» **Task prompt**: Print the records exactly. Every mark must remain.

*** Opening Task input ***

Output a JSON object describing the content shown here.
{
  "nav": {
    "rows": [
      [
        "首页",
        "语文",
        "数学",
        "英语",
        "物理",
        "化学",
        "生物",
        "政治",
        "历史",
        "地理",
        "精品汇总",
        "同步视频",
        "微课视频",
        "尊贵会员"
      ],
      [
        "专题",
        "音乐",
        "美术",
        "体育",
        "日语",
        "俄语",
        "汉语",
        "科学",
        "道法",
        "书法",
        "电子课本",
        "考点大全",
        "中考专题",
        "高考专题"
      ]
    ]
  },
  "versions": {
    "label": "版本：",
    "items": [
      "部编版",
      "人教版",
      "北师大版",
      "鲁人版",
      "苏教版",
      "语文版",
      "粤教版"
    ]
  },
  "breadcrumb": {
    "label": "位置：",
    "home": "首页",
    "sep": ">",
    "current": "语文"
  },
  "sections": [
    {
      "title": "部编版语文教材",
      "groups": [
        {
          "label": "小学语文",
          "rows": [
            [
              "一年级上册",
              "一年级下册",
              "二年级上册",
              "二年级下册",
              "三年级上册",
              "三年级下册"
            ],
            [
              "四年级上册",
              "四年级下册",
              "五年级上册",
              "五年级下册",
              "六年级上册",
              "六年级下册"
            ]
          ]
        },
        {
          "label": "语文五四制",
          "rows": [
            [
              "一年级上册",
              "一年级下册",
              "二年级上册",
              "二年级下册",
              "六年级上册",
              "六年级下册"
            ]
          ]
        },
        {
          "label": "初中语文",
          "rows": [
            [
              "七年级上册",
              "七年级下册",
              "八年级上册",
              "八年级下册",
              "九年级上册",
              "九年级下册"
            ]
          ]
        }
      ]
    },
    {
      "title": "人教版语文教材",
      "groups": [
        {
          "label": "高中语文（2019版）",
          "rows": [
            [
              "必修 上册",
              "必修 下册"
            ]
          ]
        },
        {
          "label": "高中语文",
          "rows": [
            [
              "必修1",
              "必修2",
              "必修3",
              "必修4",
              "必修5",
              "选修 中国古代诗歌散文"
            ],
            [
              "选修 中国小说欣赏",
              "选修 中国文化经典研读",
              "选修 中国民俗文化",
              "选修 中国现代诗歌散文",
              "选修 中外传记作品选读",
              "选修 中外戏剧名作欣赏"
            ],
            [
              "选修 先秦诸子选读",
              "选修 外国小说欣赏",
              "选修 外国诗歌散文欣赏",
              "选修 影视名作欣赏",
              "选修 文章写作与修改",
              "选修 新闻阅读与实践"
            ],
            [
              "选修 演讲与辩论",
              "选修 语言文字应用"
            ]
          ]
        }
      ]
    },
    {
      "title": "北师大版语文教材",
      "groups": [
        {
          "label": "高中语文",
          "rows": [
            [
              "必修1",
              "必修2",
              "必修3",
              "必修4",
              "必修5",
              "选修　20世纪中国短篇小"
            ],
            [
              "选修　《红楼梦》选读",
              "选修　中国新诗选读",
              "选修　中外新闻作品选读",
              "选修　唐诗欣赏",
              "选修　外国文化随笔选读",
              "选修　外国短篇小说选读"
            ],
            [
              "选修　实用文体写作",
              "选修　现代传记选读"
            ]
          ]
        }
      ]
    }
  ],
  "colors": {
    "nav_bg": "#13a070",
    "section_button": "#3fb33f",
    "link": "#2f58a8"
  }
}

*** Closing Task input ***

» **The answer**:
Output a JSON object describing the content shown here.
{
  "nav": {
    "rows": [
      [
        "首页",
        "语文",
        "数学",
        "英语",
        "物理",
        "化学",
        "生物",
        "政治",
        "历史",
        "地理",
        "精品汇总",
        "同步视频",
        "微课视频",
        "尊贵会员"
      ],
      [
        "专题",
        "音乐",
        "美术",
        "体育",
        "日语",
        "俄语",
        "汉语",
        "科学",
        "道法",
        "书法",
        "电子课本",
        "考点大全",
        "中考专题",
        "高考专题"
      ]
    ]
  },
  "versions": {
    "label": "版本：",
    "items": [
      "部编版",
      "人教版",
      "北师大版",
      "鲁人版",
      "苏教版",
      "语文版",
      "粤教版"
    ]
  },
  "breadcrumb": {
    "label": "位置：",
    "home": "首页",
    "sep": ">",
    "current": "语文"
  },
  "sections": [
    {
      "title": "部编版语文教材",
      "groups": [
        {
          "label": "小学语文",
          "rows": [
            [
              "一年级上册",
              "一年级下册",
              "二年级上册",
              "二年级下册",
              "三年级上册",
              "三年级下册"
            ],
            [
              "四年级上册",
              "四年级下册",
              "五年级上册",
              "五年级下册",
              "六年级上册",
              "六年级下册"
            ]
          ]
        },
        {
          "label": "语文五四制",
          "rows": [
            [
              "一年级上册",
              "一年级下册",
              "二年级上册",
              "二年级下册",
              "六年级上册",
              "六年级下册"
            ]
          ]
        },
        {
          "label": "初中语文",
          "rows": [
            [
              "七年级上册",
              "七年级下册",
              "八年级上册",
              "八年级下册",
              "九年级上册",
              "九年级下册"
            ]
          ]
        }
      ]
    },
    {
      "title": "人教版语文教材",
      "groups": [
        {
          "label": "高中语文（2019版）",
          "rows": [
            [
              "必修 上册",
              "必修 下册"
            ]
          ]
        },
        {
          "label": "高中语文",
          "rows": [
            [
              "必修1",
              "必修2",
              "必修3",
              "必修4",
              "必修5",
              "选修 中国古代诗歌散文"
            ],
            [
              "选修 中国小说欣赏",
              "选修 中国文化经典研读",
              "选修 中国民俗文化",
              "选修 中国现代诗歌散文",
              "选修 中外传记作品选读",
              "选修 中外戏剧名作欣赏"
            ],
            [
              "选修 先秦诸子选读",
              "选修 外国小说欣赏",
              "选修 外国诗歌散文欣赏",
              "选修 影视名作欣赏",
              "选修 文章写作与修改",
              "选修 新闻阅读与实践"
            ],
            [
              "选修 演讲与辩论",
              "选修 语言文字应用"
            ]
          ]
        }
      ]
    },
    {
      "title": "北师大版语文教材",
      "groups": [
        {
          "label": "高中语文",
          "rows": [
            [
              "必修1",
              "必修2",
              "必修3",
              "必修4",
              "必修5",
              "选修　20世纪中国短篇小"
            ],
            [
              "选修　《红楼梦》选读",
              "选修　中国新诗选读",
              "选修　中外新闻作品选读",
              "选修　唐诗欣赏",
              "选修　外国文化随笔选读",
              "选修　外国短篇小说选读"
            ],
            [
              "选修　实用文体写作",
              "选修　现代传记选读"
            ]
          ]
        }
      ]
    }
  ],
  "colors": {
    "nav_bg": "#13a070",
    "section_button": "#3fb33f",
    "link": "#2f58a8"
  }
}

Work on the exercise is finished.